United Palace, once a grand movie theater, is now a venue for Latino cultural events. It’s adjacent to La Plaza de las Americas, an outdoor community gathering space.
Fort Tryon Park offers beautiful views of the Hudson River, and it is home to The Met Cloisters, which is part of The Metropolitan Museum of Art. Built to resemble a medieval monastery, The Cloisters’ collection consists of art from the Middle Ages. Its treasures include seven tapestries featuring unicorns, woven 600 years ago in Europe.
Other significant sites in the Heights include the red lighthouse in Fort Washington Park; the Morris-Jumel Mansion, built in 1765 (Washington slept there, Aaron Burr lived there, and Lin-Manuel Miranda got inspiration for Hamilton there); the historic rowhouses on Sylvan Terrace; and the Audubon Ballroom, where Malcolm X was murdered in 1965. The ballroom now houses the Malcolm X and Dr. Betty Shabazz Memorial and Educational Center, where visitors can learn about their lives and activism.

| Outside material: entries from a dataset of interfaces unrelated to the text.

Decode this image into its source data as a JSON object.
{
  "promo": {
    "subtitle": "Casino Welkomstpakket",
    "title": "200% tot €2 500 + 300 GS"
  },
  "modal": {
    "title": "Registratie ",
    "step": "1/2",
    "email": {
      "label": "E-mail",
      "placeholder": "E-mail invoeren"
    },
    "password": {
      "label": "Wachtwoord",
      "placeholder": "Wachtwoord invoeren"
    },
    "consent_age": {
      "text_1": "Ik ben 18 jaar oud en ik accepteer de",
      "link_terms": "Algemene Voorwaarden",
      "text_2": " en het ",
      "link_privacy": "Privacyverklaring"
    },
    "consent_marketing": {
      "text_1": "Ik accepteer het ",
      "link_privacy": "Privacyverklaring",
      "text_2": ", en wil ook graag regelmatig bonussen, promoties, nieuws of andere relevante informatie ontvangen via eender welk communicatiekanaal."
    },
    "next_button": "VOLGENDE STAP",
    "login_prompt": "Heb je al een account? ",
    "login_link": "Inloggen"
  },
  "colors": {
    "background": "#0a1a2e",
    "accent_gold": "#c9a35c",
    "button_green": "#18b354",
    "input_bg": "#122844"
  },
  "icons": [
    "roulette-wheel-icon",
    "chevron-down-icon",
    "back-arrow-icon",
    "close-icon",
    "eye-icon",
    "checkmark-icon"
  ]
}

Take a peek and a picture inside the entrance to the tunnel for the 1 train at 191st and Broadway; it’s filled with murals. And take a stroll along 181st Street between Broadway and Audubon Avenue, where vendors sell piragua (shaved ice), pinchos (skewers) and frituras (fried food).
John James Audubon, who cataloged the birds of North America in the 19th century, lived in Washington Heights and is buried in Trinity Church Cemetery at 155th Street and Broadway. The Audubon Mural Project is reimagining Audubon’s bird paintings with street murals of endangered birds. You can sign up for a tour of the murals or look for them using a map.
In Inwood, visit Manhattan’s oldest farmhouse, the Dyckman Farmhouse Museum, built in 1785, along with Manhattan’s last natural forest and salt marsh, in Inwood Hill Park.
For further information on exploring Manhattan, visit nycgo.com/manhattan.